Truth be told, the musical has been vastly overshadowed by its 1953 mega-successful film adaptation starring Marilyn Monroe and Jane Russell, which used a completely different script and very little of the original Jule Styne-Leo Robin score, merely the hit songs “Diamonds Are a Girl’s Best Friend,” “A Little Girl From Little Rock” (renamed “Two Little Girls from Little Rock”) and “Bye, Bye Baby.”
“Gentlemen Prefer Blondes” premiered right smack in the middle of the Rodgers & Hammerstein revolution, when musical comedies were becoming increasingly integrated and character-focused. Although a 1995 Broadway revival quickly crashed and burned, if directed with the right mix of sincerity and silliness, it can still entertain, which is exactly what John Rando’s breezy concert production at City Center Encores! managed to accomplish.
After an Encores! season that began with the Stephen Sondheim gem “Merrily We Roll Along” followed by the Rodgers & Hammerstein flop “Pipe Dream,” it was a relief to just sit back and enjoy this jovial show, which is marked by Randy Skinner’s characteristically polished and showstopping choreography.
In a neat bit of casting, Megan Hilty, whose character on the television series “Smash” longs to play Marilyn Monroe in a Broadway musical based on her life, was cast as Lorelei Lee. But unlike Monroe, Hilty has a strong belting voice that can handle the show’s entire score. She played Lorelei like a giddy child who is aware of her busty sexual prowess but still believably innocent. Although she doesn’t land some of the one-liners, she was terrific in the role.
Rachel York was dynamic as Lorelei's pal Dorothy Shaw, a sexpot looking for a good time instead of a secure financial future. Anyone who saw "The Drowsy Chaperone" probably noted York’s uncanny resemblance to Beth Leavel, whose character also acted as a chaperone to a companion about to be married.
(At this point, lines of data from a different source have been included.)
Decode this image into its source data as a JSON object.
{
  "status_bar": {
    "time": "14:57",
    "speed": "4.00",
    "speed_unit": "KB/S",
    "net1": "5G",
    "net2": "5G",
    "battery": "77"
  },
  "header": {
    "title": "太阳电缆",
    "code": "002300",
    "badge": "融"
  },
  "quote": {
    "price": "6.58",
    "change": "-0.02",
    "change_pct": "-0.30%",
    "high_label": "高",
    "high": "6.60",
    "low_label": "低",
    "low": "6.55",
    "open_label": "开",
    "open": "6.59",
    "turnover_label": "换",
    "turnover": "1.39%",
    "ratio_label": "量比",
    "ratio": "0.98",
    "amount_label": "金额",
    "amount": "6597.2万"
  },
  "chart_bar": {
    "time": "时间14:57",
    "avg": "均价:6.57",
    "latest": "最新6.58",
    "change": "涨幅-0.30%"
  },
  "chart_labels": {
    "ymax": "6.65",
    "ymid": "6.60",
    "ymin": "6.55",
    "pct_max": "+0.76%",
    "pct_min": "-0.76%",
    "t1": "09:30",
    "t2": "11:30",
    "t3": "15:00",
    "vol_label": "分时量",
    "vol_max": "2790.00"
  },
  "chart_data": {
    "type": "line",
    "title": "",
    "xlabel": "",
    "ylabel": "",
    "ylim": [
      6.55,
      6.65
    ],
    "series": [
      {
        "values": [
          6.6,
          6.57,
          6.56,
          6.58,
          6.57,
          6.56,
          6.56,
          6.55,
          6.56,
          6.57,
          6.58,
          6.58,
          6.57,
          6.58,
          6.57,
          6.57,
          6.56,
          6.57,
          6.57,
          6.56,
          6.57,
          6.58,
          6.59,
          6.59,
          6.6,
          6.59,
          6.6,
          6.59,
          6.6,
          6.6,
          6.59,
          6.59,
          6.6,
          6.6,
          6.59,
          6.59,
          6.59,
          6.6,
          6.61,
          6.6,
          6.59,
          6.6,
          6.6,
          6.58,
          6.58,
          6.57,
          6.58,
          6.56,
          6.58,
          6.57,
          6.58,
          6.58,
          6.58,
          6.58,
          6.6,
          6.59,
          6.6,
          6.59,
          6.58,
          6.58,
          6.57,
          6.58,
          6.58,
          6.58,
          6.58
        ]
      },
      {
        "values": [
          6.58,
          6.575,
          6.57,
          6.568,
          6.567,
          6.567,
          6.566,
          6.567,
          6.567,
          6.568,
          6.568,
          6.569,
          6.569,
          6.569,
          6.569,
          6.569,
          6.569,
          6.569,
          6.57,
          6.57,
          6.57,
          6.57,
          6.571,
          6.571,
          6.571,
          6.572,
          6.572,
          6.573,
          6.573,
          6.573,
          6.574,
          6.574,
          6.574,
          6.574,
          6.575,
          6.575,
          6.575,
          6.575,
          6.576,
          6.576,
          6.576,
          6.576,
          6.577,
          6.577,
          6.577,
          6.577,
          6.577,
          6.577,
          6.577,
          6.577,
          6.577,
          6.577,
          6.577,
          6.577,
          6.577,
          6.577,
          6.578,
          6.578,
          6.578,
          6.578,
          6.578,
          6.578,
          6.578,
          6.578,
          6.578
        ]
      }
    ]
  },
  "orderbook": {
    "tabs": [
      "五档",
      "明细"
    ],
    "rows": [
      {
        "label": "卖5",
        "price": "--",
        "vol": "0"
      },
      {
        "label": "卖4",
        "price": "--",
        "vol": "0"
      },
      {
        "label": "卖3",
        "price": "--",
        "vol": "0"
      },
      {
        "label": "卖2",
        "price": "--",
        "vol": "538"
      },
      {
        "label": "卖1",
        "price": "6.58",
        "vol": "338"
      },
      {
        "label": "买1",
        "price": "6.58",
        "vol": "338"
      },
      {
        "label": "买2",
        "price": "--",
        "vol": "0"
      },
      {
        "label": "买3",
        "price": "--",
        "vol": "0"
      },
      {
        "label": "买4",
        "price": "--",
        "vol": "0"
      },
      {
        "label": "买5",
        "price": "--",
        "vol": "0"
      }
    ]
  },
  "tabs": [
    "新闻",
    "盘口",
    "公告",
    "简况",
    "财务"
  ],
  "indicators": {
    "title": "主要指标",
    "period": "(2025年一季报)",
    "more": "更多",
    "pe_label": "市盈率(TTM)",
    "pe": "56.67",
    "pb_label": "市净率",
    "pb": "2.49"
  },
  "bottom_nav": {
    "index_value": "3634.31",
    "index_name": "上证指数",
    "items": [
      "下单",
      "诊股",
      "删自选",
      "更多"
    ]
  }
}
As always, the Encores! orchestra, under the baton of Rob Berman, sounded fabulous, capturing the lush sound of Don Walker’s orchestrations. While “Gentlemen Prefer Blondes” might be just a bit too madcap and unintegrated to succeed as a full-scale Broadway revival, it made a perfectly enjoyable Encores! production that should not have been missed.
“Gentlemen Prefer Blondes” played New York City Center. 131 W. 55th St., citycenter.org.